■ **Exercise aim**:
Each line of the data below that contains "Ctrl" must be copied.

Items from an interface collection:

•••

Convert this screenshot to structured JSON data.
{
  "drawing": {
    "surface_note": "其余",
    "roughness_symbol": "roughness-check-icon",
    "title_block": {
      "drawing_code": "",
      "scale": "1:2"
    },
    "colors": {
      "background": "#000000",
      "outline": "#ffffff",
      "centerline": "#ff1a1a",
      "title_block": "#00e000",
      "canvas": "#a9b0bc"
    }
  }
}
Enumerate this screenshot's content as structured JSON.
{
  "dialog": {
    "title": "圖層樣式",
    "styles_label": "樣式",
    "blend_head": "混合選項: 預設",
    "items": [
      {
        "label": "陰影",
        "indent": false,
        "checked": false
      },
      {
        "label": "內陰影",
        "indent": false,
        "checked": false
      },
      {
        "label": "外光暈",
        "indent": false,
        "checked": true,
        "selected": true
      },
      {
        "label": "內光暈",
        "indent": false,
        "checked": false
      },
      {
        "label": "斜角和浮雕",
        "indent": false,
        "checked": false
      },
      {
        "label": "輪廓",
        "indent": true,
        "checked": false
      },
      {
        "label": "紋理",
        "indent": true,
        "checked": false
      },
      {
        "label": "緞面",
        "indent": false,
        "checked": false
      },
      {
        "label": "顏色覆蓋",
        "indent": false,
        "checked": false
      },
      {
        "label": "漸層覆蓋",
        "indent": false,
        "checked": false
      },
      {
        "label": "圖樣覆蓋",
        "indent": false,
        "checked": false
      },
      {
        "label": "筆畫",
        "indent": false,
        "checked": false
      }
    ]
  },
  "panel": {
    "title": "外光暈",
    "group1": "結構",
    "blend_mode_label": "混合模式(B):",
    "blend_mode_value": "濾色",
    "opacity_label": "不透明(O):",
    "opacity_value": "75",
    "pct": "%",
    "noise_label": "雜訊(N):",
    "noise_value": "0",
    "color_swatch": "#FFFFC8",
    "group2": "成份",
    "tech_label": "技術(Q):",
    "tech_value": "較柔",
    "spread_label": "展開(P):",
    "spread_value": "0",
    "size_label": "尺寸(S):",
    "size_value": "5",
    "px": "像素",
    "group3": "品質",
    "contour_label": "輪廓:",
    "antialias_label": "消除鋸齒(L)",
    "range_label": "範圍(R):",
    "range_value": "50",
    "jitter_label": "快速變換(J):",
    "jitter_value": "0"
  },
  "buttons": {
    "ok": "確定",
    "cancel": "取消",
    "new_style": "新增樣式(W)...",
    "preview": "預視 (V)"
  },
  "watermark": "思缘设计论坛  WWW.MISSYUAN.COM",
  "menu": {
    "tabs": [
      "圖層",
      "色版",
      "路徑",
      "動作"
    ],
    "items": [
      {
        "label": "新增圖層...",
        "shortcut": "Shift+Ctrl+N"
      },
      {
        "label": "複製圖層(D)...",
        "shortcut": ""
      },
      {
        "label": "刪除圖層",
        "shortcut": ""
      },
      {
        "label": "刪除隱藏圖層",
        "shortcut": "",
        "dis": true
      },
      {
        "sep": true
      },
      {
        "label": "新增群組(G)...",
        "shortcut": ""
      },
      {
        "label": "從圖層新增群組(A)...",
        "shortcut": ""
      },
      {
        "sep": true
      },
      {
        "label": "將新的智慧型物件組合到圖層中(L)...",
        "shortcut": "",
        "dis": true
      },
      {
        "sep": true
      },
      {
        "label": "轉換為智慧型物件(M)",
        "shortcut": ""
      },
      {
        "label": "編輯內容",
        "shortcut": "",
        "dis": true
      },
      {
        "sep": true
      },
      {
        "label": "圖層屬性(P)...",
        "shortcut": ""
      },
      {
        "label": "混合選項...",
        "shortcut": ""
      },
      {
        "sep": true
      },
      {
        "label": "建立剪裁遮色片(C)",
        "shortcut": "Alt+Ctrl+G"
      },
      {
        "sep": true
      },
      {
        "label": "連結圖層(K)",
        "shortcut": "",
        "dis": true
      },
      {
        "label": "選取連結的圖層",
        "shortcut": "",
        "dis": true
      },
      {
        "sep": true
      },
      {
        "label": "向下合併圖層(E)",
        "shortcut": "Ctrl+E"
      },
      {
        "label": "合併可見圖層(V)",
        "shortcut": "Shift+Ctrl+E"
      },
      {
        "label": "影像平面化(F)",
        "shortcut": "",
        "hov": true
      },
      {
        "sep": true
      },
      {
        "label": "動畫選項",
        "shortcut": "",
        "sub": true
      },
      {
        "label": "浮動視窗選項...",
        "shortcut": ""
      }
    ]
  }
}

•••

■ **Result of this exercise**:
        "shortcut": "Shift+Ctrl+N"
        "shortcut": "Alt+Ctrl+G"
        "shortcut": "Ctrl+E"
        "shortcut": "Shift+Ctrl+E"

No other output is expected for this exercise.